* WORK TO BE COMPLETED
Work out the count of lines in the entries below that include "username", and write only that count.
^^^^^^^^
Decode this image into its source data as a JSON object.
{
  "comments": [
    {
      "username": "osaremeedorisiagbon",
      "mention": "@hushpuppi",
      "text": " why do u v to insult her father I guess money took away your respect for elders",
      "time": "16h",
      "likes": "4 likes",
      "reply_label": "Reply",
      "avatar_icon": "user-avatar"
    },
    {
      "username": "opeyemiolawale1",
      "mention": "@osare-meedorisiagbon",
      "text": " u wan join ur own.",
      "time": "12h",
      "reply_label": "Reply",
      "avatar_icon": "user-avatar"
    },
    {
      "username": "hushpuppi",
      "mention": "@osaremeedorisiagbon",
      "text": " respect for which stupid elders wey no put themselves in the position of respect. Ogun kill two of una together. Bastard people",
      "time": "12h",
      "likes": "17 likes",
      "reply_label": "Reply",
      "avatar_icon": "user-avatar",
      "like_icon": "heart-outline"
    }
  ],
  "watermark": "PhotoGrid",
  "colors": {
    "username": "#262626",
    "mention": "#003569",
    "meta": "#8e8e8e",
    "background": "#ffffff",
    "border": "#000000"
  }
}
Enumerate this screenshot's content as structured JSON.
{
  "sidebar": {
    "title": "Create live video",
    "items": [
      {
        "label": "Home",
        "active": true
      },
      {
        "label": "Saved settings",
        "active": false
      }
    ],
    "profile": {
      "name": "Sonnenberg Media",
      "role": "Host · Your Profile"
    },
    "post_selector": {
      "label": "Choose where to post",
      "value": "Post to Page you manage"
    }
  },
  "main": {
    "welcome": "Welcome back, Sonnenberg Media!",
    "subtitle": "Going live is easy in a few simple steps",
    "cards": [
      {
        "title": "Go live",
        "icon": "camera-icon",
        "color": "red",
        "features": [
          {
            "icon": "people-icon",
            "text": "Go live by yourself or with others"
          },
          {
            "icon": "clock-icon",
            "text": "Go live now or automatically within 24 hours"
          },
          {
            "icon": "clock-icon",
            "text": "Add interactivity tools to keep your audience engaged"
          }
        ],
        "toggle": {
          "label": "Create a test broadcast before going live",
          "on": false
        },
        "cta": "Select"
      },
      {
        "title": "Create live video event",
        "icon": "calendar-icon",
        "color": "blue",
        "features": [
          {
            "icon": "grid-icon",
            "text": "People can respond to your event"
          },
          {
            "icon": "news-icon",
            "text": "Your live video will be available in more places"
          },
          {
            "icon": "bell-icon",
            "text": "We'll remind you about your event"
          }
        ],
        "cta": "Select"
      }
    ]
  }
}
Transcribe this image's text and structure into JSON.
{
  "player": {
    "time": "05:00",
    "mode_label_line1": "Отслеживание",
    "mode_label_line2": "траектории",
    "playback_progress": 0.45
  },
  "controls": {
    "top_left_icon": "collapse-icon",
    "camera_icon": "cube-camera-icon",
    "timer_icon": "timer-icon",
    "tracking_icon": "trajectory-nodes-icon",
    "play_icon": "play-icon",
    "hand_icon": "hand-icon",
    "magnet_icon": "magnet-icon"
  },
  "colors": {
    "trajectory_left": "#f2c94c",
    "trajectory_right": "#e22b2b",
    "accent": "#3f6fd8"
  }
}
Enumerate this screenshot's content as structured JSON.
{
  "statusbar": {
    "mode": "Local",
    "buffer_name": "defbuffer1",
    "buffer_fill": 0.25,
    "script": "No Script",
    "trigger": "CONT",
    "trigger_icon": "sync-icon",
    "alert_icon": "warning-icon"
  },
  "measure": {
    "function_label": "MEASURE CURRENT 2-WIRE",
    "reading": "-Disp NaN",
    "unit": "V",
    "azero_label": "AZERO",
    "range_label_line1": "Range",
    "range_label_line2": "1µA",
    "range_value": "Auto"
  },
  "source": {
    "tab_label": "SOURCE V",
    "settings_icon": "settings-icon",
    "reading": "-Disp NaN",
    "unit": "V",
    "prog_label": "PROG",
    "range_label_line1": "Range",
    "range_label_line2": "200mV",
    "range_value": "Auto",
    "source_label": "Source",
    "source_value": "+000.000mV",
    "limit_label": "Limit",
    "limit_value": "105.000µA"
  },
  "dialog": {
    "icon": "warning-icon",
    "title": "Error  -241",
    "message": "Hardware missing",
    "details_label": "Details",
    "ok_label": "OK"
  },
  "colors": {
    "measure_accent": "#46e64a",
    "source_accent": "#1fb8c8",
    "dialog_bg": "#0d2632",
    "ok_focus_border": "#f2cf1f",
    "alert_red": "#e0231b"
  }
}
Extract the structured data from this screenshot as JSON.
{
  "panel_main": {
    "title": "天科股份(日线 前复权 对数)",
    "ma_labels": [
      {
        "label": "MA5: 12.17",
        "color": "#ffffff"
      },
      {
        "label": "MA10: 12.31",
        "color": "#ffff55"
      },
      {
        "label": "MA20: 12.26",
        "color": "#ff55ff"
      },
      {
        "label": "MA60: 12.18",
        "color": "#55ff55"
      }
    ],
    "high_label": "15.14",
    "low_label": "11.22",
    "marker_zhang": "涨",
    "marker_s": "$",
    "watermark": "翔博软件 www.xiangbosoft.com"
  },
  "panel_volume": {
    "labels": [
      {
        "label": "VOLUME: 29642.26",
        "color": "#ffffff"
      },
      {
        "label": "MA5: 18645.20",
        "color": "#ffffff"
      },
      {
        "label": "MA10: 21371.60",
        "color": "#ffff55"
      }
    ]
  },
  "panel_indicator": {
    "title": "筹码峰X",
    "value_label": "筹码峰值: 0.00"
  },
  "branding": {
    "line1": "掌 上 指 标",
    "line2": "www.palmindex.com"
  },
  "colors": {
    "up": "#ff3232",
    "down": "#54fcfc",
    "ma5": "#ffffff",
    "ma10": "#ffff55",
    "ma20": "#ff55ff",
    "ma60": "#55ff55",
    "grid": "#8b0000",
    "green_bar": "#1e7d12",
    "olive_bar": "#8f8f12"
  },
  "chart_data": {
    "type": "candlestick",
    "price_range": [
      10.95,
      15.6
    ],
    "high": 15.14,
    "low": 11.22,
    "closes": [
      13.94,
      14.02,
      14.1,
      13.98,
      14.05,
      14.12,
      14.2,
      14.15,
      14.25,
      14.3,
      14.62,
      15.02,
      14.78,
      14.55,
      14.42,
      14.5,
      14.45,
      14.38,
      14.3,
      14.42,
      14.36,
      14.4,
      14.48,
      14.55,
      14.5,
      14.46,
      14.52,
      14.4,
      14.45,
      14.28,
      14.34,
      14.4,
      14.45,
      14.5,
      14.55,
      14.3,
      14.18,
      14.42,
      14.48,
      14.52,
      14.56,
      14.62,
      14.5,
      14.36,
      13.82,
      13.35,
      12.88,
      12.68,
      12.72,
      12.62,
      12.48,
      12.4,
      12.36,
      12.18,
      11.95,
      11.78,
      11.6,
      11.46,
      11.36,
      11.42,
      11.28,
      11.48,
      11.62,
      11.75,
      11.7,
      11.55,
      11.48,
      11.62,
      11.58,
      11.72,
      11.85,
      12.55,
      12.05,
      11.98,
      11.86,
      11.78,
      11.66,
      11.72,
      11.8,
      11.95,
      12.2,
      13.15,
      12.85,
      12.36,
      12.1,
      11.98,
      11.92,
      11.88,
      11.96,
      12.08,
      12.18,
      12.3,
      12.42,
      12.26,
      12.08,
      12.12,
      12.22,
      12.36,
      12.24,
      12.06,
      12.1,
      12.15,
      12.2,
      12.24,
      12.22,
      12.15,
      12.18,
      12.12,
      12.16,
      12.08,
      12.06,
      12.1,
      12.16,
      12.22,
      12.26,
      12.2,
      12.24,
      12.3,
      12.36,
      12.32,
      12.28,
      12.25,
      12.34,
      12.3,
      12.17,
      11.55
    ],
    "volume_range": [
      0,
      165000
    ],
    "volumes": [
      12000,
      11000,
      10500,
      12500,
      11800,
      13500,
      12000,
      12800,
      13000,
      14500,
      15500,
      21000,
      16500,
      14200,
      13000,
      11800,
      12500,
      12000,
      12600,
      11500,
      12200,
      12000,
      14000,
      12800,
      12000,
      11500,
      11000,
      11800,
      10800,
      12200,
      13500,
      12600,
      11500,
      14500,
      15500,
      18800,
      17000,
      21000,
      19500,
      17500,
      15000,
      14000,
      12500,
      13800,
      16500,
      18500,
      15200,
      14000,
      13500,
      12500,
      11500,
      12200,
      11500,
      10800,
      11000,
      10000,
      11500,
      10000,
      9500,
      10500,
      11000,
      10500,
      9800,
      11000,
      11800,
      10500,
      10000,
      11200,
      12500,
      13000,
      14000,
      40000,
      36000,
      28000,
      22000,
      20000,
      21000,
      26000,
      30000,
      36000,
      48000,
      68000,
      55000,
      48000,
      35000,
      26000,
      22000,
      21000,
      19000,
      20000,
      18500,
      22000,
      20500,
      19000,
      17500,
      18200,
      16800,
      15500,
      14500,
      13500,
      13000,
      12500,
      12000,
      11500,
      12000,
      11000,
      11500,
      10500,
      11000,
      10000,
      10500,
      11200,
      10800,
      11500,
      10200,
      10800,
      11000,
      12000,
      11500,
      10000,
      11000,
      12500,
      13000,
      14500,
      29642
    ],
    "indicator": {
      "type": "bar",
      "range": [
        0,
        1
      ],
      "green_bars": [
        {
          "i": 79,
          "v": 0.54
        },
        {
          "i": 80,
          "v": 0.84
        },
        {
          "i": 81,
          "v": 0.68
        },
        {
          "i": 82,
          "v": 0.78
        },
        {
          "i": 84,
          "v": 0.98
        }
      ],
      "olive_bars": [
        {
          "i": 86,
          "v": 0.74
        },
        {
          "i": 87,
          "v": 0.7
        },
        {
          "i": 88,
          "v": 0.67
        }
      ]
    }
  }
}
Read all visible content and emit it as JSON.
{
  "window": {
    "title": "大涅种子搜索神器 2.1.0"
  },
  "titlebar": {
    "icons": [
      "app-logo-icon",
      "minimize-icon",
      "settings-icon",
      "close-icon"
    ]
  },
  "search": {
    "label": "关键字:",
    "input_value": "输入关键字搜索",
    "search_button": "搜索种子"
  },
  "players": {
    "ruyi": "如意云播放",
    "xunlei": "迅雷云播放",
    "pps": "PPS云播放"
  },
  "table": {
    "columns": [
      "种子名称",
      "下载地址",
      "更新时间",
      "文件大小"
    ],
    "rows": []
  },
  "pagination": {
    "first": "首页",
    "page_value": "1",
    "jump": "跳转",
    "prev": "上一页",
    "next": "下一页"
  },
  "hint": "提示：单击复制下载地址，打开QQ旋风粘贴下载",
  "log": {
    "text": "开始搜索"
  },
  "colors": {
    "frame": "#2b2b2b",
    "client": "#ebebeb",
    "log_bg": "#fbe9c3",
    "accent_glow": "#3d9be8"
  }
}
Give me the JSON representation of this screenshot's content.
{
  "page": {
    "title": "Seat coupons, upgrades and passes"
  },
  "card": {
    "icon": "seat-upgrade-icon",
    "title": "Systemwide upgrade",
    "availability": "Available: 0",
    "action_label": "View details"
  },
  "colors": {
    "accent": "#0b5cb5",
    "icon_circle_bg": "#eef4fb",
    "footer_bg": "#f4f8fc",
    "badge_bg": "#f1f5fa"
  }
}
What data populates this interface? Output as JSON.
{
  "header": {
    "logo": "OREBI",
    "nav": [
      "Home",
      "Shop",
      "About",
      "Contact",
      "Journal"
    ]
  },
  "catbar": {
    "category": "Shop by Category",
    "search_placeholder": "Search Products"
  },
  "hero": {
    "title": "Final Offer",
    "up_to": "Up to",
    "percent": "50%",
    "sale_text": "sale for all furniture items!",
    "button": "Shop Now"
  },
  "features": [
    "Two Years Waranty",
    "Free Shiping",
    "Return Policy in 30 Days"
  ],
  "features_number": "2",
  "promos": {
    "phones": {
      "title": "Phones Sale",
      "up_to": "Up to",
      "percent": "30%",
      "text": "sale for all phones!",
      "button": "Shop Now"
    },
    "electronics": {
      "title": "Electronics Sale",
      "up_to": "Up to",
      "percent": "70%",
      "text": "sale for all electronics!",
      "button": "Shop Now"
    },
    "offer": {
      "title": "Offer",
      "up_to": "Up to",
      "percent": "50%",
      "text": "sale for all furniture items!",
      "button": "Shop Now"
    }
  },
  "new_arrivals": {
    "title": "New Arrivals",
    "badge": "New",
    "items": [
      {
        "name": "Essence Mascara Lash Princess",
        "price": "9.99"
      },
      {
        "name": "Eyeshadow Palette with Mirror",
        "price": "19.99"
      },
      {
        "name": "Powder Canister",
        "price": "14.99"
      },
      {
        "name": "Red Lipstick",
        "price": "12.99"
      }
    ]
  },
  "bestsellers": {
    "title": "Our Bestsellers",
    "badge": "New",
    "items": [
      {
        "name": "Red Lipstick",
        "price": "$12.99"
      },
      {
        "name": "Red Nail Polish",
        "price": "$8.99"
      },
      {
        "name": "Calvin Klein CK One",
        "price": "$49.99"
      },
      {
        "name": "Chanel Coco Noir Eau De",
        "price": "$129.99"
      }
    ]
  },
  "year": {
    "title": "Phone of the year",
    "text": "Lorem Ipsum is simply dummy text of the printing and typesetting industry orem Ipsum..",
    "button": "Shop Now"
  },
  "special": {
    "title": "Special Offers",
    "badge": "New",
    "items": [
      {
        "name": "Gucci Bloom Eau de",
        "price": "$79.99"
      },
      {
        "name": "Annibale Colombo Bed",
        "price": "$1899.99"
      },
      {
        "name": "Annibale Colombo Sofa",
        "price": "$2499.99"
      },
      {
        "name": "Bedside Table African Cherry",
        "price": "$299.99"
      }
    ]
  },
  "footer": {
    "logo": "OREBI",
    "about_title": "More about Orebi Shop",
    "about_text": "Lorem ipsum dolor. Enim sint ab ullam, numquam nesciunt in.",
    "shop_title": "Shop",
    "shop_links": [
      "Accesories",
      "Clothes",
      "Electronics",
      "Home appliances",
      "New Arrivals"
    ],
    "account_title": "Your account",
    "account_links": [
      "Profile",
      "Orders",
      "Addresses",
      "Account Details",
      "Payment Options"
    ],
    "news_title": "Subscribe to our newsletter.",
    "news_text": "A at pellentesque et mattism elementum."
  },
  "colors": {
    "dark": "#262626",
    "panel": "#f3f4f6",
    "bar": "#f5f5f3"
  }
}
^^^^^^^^
* ANSWER BOX
4